*WORK TO BE COMPLETED:* Locate each line below that includes "JSON" and reproduce it.

*EXERCISE INPUTS:*

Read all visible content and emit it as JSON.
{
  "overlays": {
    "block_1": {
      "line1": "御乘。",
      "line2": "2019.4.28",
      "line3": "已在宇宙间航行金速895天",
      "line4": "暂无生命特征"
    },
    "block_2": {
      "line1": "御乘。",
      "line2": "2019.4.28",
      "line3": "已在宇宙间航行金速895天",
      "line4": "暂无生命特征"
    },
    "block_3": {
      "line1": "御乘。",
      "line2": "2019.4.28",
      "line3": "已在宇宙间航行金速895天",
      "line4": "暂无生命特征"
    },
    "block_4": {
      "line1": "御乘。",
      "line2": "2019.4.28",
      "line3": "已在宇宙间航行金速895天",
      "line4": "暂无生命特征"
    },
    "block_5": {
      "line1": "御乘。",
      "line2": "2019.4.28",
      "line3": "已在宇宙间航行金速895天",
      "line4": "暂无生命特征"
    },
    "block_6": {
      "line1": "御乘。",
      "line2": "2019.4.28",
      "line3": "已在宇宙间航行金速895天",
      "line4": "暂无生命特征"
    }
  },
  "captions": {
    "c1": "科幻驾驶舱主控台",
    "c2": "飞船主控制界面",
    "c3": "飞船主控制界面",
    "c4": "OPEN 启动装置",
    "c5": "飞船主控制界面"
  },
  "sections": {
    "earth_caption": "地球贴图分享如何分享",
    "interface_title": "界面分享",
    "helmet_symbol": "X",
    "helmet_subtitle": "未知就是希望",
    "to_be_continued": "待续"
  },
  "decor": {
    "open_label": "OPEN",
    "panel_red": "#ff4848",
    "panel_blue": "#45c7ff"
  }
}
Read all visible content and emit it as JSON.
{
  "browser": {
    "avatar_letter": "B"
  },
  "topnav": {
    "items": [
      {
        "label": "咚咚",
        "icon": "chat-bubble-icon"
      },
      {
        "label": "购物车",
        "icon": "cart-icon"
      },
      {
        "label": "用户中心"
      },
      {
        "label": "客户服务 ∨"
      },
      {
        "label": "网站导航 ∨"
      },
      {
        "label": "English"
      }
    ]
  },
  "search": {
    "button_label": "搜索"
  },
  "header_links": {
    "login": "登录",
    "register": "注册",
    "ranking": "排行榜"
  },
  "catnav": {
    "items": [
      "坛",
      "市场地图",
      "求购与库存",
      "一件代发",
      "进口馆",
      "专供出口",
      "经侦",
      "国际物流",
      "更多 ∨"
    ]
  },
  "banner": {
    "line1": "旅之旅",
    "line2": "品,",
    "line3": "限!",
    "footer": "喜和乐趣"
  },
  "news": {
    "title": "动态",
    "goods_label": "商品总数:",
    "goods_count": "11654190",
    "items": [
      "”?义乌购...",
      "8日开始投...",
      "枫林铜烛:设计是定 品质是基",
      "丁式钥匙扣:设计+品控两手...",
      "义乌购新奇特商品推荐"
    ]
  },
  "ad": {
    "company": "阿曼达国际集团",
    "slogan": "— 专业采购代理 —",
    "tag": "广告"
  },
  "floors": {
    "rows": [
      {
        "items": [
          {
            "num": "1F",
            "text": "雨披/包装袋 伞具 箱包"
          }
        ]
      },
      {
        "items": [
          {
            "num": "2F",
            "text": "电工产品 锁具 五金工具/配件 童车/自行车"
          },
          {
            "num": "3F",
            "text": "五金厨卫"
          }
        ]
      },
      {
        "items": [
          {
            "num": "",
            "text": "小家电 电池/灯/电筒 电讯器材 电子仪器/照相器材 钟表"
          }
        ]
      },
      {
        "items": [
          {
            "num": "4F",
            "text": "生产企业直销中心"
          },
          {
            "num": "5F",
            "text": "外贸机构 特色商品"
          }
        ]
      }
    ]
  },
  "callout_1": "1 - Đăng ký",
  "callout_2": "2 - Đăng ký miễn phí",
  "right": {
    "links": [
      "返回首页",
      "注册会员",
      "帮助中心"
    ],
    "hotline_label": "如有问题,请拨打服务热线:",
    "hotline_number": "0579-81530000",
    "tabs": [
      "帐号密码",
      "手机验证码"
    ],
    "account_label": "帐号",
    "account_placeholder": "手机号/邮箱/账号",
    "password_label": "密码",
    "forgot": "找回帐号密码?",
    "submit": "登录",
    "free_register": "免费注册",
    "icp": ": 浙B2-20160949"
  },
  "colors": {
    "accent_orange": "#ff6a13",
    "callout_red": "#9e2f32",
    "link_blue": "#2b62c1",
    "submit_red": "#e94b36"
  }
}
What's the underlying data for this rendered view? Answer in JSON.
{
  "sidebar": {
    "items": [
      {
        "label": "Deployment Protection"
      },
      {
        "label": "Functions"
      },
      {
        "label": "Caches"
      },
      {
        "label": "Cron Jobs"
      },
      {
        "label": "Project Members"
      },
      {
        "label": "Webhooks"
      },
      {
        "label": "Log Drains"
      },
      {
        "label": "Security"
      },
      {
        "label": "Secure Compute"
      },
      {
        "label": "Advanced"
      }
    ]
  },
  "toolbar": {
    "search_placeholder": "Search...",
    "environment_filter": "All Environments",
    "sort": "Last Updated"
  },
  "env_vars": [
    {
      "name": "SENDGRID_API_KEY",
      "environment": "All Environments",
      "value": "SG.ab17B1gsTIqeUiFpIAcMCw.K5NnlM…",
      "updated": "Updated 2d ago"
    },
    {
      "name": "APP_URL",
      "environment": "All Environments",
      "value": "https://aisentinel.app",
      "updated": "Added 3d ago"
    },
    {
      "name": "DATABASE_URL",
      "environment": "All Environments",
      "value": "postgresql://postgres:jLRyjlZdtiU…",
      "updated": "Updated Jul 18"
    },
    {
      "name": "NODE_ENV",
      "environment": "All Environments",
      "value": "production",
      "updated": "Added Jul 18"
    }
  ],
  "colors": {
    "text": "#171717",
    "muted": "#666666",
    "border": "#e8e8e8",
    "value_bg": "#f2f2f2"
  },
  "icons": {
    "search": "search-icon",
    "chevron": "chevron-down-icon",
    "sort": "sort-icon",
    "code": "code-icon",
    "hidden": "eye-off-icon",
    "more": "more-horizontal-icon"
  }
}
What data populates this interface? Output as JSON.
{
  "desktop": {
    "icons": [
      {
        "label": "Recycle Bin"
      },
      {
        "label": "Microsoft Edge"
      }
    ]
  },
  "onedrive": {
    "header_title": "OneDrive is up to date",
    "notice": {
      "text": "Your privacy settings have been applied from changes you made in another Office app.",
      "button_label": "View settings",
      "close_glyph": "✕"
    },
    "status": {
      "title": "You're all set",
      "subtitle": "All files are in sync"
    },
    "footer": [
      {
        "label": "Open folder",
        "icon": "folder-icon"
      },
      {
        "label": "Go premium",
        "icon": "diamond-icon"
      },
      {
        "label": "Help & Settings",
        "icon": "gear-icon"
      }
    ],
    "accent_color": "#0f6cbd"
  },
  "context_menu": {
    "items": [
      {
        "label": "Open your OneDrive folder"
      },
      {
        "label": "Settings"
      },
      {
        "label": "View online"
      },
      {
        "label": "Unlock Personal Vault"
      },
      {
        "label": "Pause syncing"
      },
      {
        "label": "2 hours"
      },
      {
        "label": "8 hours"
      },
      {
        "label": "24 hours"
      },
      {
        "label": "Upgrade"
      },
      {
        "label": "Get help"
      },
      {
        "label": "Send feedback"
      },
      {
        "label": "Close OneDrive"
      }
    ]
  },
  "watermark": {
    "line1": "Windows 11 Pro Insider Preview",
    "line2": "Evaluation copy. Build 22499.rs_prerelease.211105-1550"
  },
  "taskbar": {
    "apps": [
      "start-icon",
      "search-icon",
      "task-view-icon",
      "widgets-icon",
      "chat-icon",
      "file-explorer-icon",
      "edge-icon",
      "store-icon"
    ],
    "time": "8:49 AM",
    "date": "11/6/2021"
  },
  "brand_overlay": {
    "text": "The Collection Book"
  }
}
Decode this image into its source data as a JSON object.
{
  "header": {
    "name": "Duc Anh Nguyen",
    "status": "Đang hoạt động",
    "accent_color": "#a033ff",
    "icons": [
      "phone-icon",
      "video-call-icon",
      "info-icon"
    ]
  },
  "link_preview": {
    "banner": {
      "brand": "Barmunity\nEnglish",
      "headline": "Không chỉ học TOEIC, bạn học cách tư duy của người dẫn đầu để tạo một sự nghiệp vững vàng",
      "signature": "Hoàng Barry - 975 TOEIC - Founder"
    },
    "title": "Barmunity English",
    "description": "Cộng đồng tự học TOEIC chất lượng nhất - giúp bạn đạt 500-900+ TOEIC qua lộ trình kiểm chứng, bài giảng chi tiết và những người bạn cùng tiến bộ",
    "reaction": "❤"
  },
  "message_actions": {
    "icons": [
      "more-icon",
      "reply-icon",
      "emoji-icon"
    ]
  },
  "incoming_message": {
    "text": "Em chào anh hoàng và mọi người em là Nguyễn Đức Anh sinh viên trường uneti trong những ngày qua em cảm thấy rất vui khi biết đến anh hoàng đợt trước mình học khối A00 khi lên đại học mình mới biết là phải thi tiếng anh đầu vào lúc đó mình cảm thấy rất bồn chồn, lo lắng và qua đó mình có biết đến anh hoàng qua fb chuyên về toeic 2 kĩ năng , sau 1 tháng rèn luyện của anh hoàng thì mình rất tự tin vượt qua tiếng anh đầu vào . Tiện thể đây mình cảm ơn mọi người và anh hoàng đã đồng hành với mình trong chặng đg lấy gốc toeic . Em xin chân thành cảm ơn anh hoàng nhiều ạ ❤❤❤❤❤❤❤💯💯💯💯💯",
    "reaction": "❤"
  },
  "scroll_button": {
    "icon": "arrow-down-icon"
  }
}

*RESPONSE:*
Read all visible content and emit it as JSON.
Read all visible content and emit it as JSON.
What's the underlying data for this rendered view? Answer in JSON.
What data populates this interface? Output as JSON.
Decode this image into its source data as a JSON object.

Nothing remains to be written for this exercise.